**Aim of the exercise**
I need the number of lines in the listing below that contain "cake", and only that number.

------------

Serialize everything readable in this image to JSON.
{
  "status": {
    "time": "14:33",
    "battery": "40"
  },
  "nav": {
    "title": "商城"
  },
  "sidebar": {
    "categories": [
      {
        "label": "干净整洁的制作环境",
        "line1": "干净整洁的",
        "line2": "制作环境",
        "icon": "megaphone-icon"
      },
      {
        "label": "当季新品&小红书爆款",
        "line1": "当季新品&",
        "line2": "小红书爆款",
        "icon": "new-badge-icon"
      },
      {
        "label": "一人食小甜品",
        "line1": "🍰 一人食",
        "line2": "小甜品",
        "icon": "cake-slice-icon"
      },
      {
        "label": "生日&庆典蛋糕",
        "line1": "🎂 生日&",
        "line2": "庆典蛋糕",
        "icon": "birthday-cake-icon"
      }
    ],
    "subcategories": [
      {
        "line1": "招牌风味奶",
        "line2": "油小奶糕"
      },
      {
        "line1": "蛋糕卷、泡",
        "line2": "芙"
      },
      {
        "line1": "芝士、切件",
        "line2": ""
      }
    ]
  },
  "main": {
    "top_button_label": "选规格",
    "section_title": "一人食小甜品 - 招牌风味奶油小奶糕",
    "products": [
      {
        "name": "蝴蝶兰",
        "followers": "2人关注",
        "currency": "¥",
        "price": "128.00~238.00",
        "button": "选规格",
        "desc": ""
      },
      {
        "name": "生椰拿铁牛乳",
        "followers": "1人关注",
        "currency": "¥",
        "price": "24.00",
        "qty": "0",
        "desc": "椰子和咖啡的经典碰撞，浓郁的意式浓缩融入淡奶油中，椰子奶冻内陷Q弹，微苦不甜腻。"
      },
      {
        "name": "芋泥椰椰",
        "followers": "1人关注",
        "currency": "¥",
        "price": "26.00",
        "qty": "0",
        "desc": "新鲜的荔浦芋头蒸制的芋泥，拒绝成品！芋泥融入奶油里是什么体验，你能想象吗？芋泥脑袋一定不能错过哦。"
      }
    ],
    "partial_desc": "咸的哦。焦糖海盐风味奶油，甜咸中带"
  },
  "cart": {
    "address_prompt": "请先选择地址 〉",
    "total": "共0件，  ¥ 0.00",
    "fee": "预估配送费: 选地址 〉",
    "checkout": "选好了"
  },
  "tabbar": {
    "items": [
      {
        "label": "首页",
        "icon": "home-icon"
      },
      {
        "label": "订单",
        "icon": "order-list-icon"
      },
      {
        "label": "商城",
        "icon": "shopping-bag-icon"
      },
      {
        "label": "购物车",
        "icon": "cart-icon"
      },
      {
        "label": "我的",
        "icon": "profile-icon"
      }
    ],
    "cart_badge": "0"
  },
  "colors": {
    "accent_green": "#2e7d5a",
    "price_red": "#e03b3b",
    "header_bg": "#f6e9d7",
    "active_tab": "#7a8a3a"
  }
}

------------

**Solved exercise**
2